As a city with a huge number of tourists coming in and out annually, petty crime is obviously a bit of an issue in the city. The theft of anything under 400 euros is just a misdemeanour, meaning the thief, if caught, would only receive a fine of 50 euros.
Therefore, it is important that you keep your personal things close to you, do not carry important items such as your wallet, cash, cards or ID in your pockets. Get a bum bag or money belt so that you can keep your belongings close to you or under your clothes. Handbags which cross your body are also a safer option. Also, whilst you’re in a restaurant or cafe, don’t drape your belongings over the chair or leave them out of sight.
6. Supermarkets: wheres best to shop
Barcelona has a huge selection of supermarkets, and these will be so different to those of England and America that you will be fascinated. Everything is slightly different, and the products are generally higher quality. Mercadona is probably the cheapest supermarket overall, closely followed by Alcampo, but also make sure to check out your local supermarket to get to know your locals.
7. Adapting to the local routine
Although eating at 11pm sounds crazy, it is completely normal in Spain. If you’re someone who is used to eating dinner at 5pm, brace yourself, this is the time that most Spanish have their merienda (mid afternoon snack). Dinner tends to be between 8pm and 11pm, and drinks can start at any time up to midnight, be prepared not to leave the house until 1am.
The local routine also means that you must take into account timings for siestas. Often, shops and restaurants close between 4pm to 8pm.
8. Beaches in Barcelona
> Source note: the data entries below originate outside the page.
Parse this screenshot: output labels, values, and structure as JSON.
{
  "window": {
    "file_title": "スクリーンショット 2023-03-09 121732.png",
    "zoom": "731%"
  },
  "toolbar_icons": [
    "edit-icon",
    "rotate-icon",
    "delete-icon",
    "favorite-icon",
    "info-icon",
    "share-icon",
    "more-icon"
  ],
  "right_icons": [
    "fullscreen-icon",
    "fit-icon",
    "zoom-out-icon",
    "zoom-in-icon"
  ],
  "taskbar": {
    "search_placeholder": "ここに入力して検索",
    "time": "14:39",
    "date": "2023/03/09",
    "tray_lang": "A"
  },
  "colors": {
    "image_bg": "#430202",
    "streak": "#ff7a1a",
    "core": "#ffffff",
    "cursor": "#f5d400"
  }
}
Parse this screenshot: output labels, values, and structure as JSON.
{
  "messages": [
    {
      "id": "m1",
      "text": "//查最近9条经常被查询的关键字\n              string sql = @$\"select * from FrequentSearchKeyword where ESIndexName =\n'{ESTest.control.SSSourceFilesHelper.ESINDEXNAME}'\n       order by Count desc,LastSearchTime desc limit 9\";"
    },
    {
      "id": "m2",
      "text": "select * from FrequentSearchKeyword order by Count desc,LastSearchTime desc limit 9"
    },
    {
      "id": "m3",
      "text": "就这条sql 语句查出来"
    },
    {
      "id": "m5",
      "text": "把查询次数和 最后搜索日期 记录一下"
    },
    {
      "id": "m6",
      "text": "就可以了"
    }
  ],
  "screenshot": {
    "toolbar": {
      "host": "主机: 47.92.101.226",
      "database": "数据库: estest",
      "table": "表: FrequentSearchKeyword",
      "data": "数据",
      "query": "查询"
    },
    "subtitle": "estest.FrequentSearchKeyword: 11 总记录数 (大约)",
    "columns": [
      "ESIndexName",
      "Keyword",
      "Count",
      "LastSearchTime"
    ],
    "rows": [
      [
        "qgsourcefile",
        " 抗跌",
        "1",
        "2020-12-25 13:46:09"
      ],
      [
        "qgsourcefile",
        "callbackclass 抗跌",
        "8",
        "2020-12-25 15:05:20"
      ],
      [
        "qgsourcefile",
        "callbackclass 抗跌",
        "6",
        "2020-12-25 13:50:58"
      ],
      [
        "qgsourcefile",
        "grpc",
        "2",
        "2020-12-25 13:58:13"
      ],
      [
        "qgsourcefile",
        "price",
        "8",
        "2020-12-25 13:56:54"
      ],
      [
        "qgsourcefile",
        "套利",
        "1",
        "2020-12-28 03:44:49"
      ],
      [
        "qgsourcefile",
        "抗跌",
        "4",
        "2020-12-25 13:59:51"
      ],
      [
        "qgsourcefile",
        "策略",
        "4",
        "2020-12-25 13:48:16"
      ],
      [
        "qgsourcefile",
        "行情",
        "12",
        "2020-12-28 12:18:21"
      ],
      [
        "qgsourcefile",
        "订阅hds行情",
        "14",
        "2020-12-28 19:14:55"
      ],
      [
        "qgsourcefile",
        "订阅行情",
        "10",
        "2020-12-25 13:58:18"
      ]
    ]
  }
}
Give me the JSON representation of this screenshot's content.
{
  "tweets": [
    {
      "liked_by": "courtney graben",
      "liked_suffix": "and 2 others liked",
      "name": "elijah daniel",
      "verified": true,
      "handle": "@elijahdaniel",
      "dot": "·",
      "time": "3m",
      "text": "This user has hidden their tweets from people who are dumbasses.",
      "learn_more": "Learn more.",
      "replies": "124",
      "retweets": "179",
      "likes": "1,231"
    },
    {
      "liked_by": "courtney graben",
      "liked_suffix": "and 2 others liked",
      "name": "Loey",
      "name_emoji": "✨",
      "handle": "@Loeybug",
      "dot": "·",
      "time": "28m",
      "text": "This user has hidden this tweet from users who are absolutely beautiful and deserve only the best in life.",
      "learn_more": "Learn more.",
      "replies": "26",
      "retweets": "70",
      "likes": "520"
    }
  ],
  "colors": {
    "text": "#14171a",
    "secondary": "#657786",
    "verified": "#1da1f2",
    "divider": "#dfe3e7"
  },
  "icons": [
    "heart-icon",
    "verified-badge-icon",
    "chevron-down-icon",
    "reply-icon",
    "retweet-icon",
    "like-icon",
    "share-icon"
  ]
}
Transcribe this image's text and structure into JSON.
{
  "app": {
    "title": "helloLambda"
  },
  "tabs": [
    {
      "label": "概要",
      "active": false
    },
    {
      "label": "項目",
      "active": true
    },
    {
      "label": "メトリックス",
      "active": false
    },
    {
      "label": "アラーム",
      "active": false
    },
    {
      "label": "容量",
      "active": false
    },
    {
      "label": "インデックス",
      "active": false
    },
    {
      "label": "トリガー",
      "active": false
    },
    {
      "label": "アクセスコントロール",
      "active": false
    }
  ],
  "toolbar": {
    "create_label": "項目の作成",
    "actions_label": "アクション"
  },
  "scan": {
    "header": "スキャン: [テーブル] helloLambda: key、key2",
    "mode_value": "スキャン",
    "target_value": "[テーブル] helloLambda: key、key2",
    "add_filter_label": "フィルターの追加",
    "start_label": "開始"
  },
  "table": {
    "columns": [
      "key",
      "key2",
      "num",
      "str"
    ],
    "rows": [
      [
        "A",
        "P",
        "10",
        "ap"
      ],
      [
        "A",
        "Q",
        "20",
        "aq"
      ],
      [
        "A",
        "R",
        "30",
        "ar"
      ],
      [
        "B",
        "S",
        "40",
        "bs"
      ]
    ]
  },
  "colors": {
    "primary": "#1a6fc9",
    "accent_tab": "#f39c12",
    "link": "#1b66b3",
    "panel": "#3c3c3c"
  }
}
Barceloneta, made in preparation for the city’s 1992 Summer Olympics, is one of the best urban beaches worldwide. However, this beach is also one of the busiest in Barcelona and therefore not the cleanest. During the hotter season it can be especially difficult to find a spot at the beach. The town itself however is definitely worth a visit whilst in Barcelona, it is extremely beautiful. However you could consider other beaches in Barcelona such as Bogatell, Mar Bella or Nova Icaria.
When visiting Barceloneta, and many of the beaches in Barcelona, avoid the guys who stroll up and down the beach selling beers and mojitos. Buying from these people is illegal and causes a bit of an upset with the local vendors. As well as this, the locations where the beers, juices and fruits are stored are extremely unhygienic (often in sewers around the city).
9. Tapas- must try bravas and pick the tapas restaurant carefully
Barcelona is filled with incredible tapas bars, but don’t just pick any tapas bar you come across. There are many tourist traps around the city that may give you a bad example of the cuisine Barcelona has to offer. However, there is no need to worry with our guide to the best 20 tapas restaurants in Barcelona.
Patatas Bravas are something you must try. They are small, quartered potatoes fried and served with aioli and a spicy sauce. These are seriously good!
10. Be respectful of the environment
It is so important to respect sustainability when visiting Barcelona, not adding to pollution, eating locally, shopping locally, being mindful of your behaviour and recycling. When you’re in the city, remember that blue bins are for paper, green bins for glass, yellow for packaging and brown for organic waste.
Do not litter, not only is it adding to water and soil pollution, toxic emissions and is just not a nice thing to do, you can also receive fines of up to 1500 euros.
Read our blog if you would like to learn more about how you can stay sustainable in Barcelona!